Modern research indicates that the plants have potential anti-convulsant, anti-fungal, anti-viral, analgesic, and anti-tumor properties.
The allspice flower’s native range stretches across the southeastern United States, from Texas in the west to Florida in the west and north to Virginia, Illinois, and Iowa.
The plants grow in USDA hardiness zones 5 to 10. They grow to 10 feet tall and 12 feet wide and prefer sites with full to partial sun, though they can tolerate shade. It grows best in moist but well-draining soil with a pH that’s slightly acidic to neutral.
The allspice flower belongs to the Calycanthus genus of flowering plants. The species floridus is one of about three in the genus, which belongs to the Calycanthaceae family.

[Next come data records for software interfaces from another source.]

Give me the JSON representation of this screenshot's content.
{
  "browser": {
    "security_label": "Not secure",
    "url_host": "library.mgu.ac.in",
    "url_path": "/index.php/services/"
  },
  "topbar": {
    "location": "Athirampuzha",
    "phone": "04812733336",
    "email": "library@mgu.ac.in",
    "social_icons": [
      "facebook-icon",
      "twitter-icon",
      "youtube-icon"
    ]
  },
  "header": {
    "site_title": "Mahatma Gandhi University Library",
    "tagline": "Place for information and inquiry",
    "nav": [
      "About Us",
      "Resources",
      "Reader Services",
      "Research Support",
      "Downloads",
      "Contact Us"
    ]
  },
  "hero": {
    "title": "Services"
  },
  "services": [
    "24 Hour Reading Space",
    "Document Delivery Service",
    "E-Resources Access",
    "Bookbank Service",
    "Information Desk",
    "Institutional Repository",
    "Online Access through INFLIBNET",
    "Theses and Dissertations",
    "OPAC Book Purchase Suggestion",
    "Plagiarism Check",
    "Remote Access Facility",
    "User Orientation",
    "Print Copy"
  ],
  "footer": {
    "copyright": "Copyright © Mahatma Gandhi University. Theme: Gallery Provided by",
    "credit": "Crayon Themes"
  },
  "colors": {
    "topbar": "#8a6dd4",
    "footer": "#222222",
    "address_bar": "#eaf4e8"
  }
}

The plant grows as a shrub with a rounded shape and shiny, deciduous foliage. The red-brown, burgundy flowers appear in early spring before the foliage returns. It may also bloom at other times during the spring and summer.
Allspice Flower FAQs:
Is Allspice Poisonous?
All parts of the allspice plant are toxic to mammals, with the exception of the bark.
Is Allspice an Annual or Perennial?
The allspice is a deciduous shrub. It loses its leaves during the cooler months and regrows them in spring.
How many different types of Allspice are there?
There are several cultivars of allspice. They produce flowers in different colors, such as white and lime green.
Where does Allspice typically grow?
In its native range, allspice grows in moist, loamy woodlands. It often grows in the dappled shade of the forest understory.
Does Allspice attract certain types of wildlife?
Allspice is a beneficial plant for pollinators. It’s also a source of food for wildlife.
Is Allspice suitable for cut flower arrangements?
Allspice adds lovely color, shiny foliage, and a delicious aroma to cut arrangements.
What symbolic meanings are associated with Allspice?
Allspice symbolizes benevolence, compassion, and wit in the language of flowers.
What are some companion plants that grow well with Allspice?
Good companion plants for allspice include highbush blueberries (Vaccinium corymbosum), witch hazel (Hamamelis virginiana), and purple coneflower (Echinacea purpurea).
Allspice Flower Meaning – Wrapping Up
The allspice flower isn’t just a lovely blossom; it also fills the room with a wonderful, fruity, and spicy aroma. These attractive landscape plants also have several medicinal uses, attracting pollinators to the landscape. In the language of flowers, use can give allspice to send a message of wit, compassion, and benevolence to those you care about.
Linsay is an American copywriter based in the Pacific Northwest with a background in academic writing and research. Linsay holds Master's degree in both Anthropology and Library and Information Sciences and has written for numerous national and international publications including USA Today, SFGATE, Hunker, and The Bump across an array of topics in the gardening, green living, and travel sectors. When she's not writing, you'll usually find Linsay reading, kayaking, sailing, snowboarding, or working in her garden.